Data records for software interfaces
***
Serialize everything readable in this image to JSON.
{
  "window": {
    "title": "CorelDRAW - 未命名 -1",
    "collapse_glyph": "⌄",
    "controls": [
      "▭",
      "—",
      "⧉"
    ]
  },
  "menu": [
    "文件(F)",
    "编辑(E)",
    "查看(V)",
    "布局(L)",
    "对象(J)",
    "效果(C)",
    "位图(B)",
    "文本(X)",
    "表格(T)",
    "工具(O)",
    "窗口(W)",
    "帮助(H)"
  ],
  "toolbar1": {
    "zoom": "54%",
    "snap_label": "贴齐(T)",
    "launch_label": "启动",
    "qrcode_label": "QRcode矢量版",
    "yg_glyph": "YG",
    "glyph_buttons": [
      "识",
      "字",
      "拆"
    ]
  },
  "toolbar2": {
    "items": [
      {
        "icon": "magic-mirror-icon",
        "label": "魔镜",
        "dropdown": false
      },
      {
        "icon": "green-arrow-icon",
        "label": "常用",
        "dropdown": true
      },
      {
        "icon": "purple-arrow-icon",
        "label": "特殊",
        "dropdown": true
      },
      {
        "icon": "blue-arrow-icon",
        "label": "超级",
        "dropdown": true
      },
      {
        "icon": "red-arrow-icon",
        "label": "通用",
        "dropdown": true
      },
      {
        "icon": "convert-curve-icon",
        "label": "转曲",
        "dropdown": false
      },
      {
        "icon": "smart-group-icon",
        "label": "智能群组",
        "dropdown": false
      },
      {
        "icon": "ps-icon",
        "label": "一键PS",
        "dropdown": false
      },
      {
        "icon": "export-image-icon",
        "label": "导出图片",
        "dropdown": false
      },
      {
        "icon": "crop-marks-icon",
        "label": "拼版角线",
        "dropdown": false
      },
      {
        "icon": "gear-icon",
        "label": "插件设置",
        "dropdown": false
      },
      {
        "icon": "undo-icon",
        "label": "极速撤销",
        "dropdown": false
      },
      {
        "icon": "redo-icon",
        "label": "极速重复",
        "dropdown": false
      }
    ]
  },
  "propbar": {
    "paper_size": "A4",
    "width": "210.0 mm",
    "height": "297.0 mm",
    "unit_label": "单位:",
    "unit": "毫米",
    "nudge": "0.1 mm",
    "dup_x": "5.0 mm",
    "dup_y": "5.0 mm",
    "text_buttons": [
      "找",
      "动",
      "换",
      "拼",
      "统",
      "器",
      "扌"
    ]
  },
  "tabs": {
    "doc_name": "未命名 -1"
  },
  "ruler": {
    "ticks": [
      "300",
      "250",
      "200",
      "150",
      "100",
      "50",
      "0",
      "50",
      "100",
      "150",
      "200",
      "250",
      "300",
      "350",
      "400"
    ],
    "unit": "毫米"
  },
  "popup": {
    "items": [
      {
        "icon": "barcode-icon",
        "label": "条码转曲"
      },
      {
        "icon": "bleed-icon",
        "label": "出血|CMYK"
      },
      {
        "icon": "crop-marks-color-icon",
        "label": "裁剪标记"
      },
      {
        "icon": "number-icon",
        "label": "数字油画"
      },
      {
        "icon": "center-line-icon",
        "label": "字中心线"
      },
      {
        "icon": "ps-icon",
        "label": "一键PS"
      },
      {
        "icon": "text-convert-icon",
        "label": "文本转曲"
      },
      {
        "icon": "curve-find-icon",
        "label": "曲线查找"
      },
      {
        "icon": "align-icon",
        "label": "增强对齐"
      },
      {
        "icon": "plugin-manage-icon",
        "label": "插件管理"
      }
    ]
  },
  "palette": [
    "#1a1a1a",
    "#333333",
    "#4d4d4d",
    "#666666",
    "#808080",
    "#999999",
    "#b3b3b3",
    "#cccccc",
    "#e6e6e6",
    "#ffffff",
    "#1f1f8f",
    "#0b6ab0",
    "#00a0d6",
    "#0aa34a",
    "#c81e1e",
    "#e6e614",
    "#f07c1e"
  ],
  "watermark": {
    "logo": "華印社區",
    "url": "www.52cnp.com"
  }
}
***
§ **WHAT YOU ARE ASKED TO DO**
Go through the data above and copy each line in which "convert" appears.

§ **PROBLEM SOLUTION**
        "icon": "convert-curve-icon",
        "icon": "text-convert-icon",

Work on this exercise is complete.